Which of the lines in the data mention the string "identification"? List them all.
**** DATA FOR THE TASK
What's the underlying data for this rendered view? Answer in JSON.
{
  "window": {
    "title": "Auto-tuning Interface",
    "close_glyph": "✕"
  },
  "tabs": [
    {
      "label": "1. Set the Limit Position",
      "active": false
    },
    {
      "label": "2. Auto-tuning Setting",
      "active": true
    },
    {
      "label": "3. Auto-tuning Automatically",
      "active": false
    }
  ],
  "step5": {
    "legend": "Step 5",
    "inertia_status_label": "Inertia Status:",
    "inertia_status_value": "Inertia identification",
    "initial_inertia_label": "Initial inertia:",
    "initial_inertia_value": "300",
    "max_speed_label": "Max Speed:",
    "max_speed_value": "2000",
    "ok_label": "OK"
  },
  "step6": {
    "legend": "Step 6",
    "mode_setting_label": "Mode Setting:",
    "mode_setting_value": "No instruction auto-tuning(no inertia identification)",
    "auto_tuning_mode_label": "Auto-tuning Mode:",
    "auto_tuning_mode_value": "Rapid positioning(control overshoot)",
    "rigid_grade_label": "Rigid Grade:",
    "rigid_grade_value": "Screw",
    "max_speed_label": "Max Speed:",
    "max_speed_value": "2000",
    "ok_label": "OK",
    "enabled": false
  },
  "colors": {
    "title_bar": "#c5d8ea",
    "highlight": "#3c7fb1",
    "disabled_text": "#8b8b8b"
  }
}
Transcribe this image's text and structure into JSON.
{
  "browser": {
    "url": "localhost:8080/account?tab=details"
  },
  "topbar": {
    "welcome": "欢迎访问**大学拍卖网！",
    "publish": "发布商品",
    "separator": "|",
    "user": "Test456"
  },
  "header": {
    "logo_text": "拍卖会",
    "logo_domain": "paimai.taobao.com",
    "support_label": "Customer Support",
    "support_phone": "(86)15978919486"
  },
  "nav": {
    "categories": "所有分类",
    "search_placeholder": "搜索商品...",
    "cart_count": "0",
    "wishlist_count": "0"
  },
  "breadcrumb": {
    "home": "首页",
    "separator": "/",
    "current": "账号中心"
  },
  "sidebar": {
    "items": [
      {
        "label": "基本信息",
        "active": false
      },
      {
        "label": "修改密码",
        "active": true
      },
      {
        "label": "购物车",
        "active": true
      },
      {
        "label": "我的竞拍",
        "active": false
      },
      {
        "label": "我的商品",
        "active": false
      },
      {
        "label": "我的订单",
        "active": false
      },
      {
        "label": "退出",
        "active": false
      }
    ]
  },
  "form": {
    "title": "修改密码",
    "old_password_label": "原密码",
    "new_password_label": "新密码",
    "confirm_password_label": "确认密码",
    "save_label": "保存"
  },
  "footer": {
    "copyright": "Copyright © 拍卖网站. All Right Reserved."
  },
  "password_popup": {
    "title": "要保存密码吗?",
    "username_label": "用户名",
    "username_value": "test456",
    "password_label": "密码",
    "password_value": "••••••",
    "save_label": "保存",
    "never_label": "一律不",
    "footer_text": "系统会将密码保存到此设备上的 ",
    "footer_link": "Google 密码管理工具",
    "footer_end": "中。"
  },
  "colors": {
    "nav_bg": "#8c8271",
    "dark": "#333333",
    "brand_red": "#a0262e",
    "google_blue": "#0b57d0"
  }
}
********
[RESPONSE TO THE TASK]
    "inertia_status_value": "Inertia identification",
    "mode_setting_value": "No instruction auto-tuning(no inertia identification)",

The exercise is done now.